DATASET CONTENT:
○ ○ ○ ○ ○ ○ ○
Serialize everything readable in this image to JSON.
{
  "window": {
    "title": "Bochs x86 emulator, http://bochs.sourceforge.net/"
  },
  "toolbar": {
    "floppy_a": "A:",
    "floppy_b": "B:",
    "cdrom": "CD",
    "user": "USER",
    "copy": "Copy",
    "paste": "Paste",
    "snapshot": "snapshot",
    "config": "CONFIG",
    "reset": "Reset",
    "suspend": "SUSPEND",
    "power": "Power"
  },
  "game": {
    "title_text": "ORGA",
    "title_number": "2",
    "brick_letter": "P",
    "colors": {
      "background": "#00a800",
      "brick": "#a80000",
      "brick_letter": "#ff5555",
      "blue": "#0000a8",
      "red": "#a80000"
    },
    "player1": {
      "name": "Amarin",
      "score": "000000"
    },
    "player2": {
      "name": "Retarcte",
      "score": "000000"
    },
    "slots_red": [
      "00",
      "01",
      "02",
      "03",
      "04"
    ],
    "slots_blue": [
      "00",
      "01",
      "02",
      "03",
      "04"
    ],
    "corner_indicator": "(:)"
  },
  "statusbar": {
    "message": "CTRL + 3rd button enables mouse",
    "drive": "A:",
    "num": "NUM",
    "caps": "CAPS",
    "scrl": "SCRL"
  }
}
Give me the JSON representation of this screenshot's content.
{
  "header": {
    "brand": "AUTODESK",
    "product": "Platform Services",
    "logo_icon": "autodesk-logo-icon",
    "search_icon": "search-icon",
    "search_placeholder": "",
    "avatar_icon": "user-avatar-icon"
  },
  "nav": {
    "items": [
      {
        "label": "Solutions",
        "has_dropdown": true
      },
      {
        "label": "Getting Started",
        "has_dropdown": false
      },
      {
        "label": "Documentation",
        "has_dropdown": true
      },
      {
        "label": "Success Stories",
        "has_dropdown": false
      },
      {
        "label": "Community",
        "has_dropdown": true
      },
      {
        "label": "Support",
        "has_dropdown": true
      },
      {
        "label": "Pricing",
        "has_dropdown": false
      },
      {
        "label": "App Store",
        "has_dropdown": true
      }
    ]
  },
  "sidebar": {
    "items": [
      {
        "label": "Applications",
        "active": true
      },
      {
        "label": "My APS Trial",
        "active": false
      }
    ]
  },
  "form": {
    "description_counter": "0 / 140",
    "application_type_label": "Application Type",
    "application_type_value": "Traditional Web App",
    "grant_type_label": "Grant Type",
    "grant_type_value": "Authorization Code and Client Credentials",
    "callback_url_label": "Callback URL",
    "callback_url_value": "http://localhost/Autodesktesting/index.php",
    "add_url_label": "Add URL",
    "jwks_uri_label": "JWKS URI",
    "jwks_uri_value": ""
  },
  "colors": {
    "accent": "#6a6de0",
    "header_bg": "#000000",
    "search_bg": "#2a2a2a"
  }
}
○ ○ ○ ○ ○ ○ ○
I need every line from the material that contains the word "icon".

TASK SOLUTION:
    "logo_icon": "autodesk-logo-icon",
    "search_icon": "search-icon",
    "avatar_icon": "user-avatar-icon"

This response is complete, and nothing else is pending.